SIB releases 2021 Multidimensional Poverty Index
The Statistical Institute of Belize (SIB) this morning released its findings of its 2021 Multidimensional Poverty Index which is placed at 0.139. Thirty-five point seven percent of the population were multidimensionally poor. The SIB also reported that the intensity was at thirty-nine percent. The Toledo District remained the poorest district at sixty-point-three percent. Persons living in rural areas were poorer than those living in urban communities. Among the cultural groups, the Mayas were the poorest ethnic group at sixty-one point one percent. Statistics shared today by the SIB are concerning and have always been concerning, says Prime Minister John Briceno.

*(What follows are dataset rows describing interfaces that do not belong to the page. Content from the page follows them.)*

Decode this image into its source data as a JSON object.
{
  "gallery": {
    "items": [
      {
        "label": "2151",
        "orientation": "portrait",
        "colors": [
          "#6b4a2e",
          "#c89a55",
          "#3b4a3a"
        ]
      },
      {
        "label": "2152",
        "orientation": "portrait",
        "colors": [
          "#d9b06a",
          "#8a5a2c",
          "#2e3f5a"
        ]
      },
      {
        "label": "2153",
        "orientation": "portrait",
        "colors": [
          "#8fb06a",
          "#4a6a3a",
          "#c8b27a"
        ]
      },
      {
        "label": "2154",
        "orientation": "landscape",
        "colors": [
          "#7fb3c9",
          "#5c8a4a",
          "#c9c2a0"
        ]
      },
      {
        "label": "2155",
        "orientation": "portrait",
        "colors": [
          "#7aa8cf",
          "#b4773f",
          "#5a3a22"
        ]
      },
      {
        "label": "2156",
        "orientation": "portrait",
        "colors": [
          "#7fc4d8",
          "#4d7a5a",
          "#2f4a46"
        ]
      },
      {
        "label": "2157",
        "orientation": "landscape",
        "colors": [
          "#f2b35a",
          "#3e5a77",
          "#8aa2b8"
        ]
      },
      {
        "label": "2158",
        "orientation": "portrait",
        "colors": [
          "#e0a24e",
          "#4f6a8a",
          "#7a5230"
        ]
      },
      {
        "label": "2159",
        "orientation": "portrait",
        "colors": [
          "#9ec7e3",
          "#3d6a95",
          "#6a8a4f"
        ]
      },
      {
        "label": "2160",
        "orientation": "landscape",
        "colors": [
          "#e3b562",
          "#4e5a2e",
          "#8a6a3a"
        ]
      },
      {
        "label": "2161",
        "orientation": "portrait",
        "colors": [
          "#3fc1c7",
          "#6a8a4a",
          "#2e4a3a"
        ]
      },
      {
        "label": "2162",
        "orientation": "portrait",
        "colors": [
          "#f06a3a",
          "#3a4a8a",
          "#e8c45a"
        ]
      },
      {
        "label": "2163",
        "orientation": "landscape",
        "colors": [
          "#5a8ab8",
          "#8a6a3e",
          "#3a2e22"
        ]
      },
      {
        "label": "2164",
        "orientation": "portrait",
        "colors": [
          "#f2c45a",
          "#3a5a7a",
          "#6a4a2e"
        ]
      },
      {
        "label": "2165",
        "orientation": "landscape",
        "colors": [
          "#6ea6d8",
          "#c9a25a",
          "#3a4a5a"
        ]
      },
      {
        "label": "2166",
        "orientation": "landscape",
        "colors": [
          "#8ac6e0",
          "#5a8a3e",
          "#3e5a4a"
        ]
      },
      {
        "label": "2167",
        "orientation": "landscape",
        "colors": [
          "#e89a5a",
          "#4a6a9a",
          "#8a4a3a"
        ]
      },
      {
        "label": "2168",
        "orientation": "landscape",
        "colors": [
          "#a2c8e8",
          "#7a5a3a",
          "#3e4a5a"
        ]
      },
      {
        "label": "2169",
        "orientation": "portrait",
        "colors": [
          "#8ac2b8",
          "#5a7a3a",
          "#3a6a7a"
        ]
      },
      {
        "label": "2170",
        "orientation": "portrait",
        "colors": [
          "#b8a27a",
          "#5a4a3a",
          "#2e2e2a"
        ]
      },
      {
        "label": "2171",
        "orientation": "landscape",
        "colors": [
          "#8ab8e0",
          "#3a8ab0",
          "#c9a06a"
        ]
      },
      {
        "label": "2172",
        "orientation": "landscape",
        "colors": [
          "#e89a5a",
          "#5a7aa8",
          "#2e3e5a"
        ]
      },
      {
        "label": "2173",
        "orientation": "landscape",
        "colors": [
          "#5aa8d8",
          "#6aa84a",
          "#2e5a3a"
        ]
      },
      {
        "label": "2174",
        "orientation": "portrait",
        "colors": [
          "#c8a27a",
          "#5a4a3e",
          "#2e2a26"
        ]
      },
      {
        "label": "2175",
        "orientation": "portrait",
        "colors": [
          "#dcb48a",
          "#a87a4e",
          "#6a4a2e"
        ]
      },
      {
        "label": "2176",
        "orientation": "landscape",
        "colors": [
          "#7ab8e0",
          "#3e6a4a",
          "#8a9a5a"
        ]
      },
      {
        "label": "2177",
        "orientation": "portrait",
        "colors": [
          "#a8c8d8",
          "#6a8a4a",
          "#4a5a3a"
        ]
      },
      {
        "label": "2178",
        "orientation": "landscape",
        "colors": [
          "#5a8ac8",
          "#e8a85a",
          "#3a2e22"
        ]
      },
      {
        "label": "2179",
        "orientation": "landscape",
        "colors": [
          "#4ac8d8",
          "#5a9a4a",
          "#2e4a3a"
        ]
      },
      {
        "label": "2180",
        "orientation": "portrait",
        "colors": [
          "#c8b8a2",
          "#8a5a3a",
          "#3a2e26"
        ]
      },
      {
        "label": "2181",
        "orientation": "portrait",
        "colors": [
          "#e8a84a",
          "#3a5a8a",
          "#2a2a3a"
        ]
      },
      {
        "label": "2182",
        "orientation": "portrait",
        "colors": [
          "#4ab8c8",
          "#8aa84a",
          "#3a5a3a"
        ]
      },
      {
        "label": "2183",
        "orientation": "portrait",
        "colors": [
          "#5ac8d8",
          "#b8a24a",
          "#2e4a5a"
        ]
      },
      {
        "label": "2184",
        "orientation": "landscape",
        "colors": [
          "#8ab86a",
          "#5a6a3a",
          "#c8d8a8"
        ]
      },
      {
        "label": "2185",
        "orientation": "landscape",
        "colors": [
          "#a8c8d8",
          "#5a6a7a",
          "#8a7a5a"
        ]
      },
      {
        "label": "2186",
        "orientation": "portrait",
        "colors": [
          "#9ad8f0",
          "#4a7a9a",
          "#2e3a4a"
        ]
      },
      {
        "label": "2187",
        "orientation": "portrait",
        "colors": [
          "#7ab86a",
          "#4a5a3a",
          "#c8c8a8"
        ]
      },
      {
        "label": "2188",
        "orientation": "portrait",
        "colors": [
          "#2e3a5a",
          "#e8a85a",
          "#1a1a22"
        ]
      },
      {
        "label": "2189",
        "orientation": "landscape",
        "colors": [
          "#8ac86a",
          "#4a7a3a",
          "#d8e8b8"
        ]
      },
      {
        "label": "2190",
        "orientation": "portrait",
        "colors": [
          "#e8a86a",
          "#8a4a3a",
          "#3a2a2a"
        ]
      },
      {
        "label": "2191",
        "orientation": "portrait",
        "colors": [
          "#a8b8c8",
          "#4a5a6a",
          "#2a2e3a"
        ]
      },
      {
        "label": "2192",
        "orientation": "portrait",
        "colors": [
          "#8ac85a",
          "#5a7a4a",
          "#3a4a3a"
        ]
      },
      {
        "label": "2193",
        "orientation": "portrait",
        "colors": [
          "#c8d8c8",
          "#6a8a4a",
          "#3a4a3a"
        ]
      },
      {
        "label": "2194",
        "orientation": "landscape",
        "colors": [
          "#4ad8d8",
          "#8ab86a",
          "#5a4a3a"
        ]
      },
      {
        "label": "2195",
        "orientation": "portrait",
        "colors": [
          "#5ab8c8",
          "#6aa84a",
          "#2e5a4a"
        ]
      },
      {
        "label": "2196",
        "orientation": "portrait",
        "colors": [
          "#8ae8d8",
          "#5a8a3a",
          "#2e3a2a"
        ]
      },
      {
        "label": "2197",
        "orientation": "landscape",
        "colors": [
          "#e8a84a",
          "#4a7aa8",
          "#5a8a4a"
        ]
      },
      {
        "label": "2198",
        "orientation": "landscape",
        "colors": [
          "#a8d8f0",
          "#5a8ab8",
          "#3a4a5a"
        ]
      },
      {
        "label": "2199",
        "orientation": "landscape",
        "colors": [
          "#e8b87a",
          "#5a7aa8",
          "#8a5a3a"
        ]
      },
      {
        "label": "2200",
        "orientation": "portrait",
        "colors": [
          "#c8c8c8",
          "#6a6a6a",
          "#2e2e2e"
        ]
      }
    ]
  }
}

Hon. John Briceño, Prime Minister of Belize: “This has been a concern even when we were in government back between 1998 and 2008 we felt that whenever you’re doing a study on poverty you’re just looking on the issue of monetary terms and I think one of you brought it up that in many instances people have they have a chicken in their backyard, they have access to food and they work for their own they’re not necessarily a part of the formal economy. So by doing this I think we could have a more in-depth look not only an in-depth look as to the actual poverty in our country but it would also allow us to look at the actual indicators. There are seventeen indicators and from that we could see where we need to address what we need to work on to be able to improve the lives of our people so it’s not only about getting a job, access to the internet for instance, access to healthcare, water, you know all of these combined together can give you a better picture on the actual poverty in our country. One of the issues and I hope I don’t get into trouble by saying that is that there’s a lot of migration in the Toledo district. A lot of indigenous people constantly are coming into Belize in the south and then their children many of them when they get an education they leave the Toledo district and they go to work in Shrimp, they go to work in education, they work in construction and then more people come in it’s almost like a revolving door. But we have to do more in the Toledo district and we have been doing a lot. I mean we have to have more streets, more roads, more access to farm lands, more access to health clinics and schools these are the things that will improve the lives of our citizens so the challenges are big, the other challenge is because culturally the indigenous people they tend to have a lot of small villages. For instance in Orange Walk we have probably a little over twenty villages, in the Toledo district we have about fifty five villages and in our villages are way bigger so it’s easier then for government to be able to provide the services as opposed to providing to fifty six villages. So these are some of the challenges but we recognize these challenges and have to do our best to be able to address them.”
Director General of the SIB, Diana Castillo-Trejo explained that the Multidimensional Poverty Index or MPI is a measure of poverty that takes into account multiple dimensions of deprivation that individuals and households may experience.
Diana Castillo-Trejo, Director-General, SIB: “What this is is a piece of statistics that looks at poverty at a broader level than just in terms of money. Normally we are used to measuring it in terms of money. Does the household have enough money to meet its needs or not ? The MPI looks at poverty in a much broader sense by looking at different specific types of deprivations so different specific basic needs that are or are not met for the household and so what we did was we collected data to assess whether or not households were meeting seventeen basic needs represented by seventeen indicators and using those we were able to divide our households into those which are multidimensionally poor meaning that they have a certain number of accumulated deprivations one on top of the other that qualify them according to our classification as being multi dimensionally poor. Based on that we found that 35.7% of our population lives in households that we classify it as multidimensionally poor. It is a different measure from monetary poverty and what that tells us is that when we look just in monetary terms we have a large number of households perhaps that are money poor but when we look broader we look at broader at basic services, we look rather at types of assets that households have, their characteristics of their households we find that the incidence of poverty or the percent of households is a bit less than what we see in monetary terms. So these two measures go together, one of them tells us how households are doing in terms of the amount of money that they need to meet certain needs the other one tells us whether or not they are actually meeting these needs or these needs are being met for them.”